U.S. Unveils '40s Soviet Spy Messages

LANGLEY, Virginia -- A U.S. intelligence agency has released a first batch of decoded diplomatic messages from the 1940s that laid bare a Soviet effort to steal the secrets of the atom bomb and led to the capture of Julius and Ethel Rosenberg.


At a ceremony at CIA headquarters to salute some of the cryptologists who painstakingly cracked the Soviet code nearly 50 years ago, the National Security Agency on Tuesday made public translations of 49 messages from the 1940s. It plans to release more than 2,200 such messages starting in September.


"This is the stuff of spy novels," CIA Director John Deutch said of the super-secret project code-named "Venona" that revealed that the KGB and GRU Soviet spy organizations, as early as 1943, fielded a network of more than 200 spies in hopes of matching the U.S. effort to develop the atom bomb.

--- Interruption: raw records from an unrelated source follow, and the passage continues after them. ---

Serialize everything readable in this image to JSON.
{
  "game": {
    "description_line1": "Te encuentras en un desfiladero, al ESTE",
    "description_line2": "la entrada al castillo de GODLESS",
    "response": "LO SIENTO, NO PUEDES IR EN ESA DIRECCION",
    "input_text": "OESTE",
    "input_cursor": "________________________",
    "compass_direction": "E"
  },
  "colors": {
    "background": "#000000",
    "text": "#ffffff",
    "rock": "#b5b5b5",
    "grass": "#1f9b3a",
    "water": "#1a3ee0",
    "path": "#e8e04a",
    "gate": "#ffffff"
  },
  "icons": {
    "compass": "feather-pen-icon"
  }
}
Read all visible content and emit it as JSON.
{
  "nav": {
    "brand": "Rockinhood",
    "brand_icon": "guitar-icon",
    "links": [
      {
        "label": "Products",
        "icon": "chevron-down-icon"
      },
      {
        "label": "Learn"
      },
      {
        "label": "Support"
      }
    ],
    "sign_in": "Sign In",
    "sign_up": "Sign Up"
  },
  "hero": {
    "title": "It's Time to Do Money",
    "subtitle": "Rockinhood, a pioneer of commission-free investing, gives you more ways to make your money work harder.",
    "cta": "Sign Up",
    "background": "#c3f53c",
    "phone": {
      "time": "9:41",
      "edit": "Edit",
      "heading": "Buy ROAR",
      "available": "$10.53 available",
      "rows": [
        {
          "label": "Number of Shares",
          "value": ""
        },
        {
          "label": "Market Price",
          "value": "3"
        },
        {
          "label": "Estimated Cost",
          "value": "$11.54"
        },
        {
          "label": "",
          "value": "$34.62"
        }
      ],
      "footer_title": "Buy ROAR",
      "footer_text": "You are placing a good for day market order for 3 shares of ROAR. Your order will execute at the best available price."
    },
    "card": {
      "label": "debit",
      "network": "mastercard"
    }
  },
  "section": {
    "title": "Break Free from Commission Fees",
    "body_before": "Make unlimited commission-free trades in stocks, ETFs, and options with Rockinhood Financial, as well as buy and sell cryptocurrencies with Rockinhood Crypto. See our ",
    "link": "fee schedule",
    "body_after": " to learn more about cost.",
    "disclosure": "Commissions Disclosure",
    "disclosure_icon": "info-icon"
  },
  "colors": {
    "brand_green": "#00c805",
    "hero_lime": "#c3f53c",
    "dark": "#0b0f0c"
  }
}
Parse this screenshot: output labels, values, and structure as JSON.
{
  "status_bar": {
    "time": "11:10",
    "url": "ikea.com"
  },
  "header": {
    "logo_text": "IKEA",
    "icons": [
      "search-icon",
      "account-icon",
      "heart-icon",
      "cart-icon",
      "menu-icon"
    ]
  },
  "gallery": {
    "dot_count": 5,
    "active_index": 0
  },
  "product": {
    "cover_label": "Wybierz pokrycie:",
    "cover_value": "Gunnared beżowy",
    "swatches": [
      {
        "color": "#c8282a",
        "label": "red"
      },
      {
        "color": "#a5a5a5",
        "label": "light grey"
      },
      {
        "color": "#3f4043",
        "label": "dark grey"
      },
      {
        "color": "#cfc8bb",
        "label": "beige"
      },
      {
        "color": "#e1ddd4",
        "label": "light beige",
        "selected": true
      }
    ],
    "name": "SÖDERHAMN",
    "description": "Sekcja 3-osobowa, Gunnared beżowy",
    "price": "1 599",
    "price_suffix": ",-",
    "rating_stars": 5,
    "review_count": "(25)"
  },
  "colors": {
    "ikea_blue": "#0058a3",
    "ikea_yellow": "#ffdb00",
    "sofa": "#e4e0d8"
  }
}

The intercepted documents show that Julius Rosenberg, executed in 1953 along with his wife Ethel on espionage charges, was a hyperactive agent. His Soviet handlers called him "Antenna" at first and then "Liberal" in messages to Moscow asking for money to pay him. Throughout the 49 messages are requests to pay spies $500, never more, and for film cassettes for his Leica camera to photograph documents.


David Kahn, author of the book "The Codebreakers," said the messages "may lay to rest a major controversy of the post World War II era -- were the Rosenbergs spies?"


One message asked for more film because wartime made it scarce, Kahn said, adding he didn't think "they were taking photographs of the Grand Canyon."


For decades, sympathizers and family members have campaigned to clear Rosenbergs' name, arguing they were caught up in a frenzy of early Cold War anti-communist zealotry.


The NSA, which has the task of electronic eavesdropping from its headquarters at Fort Meade, Maryland, provided the FBI with the lead to track down the Rosenbergs and others, effectively shutting down the Soviet atom spy network.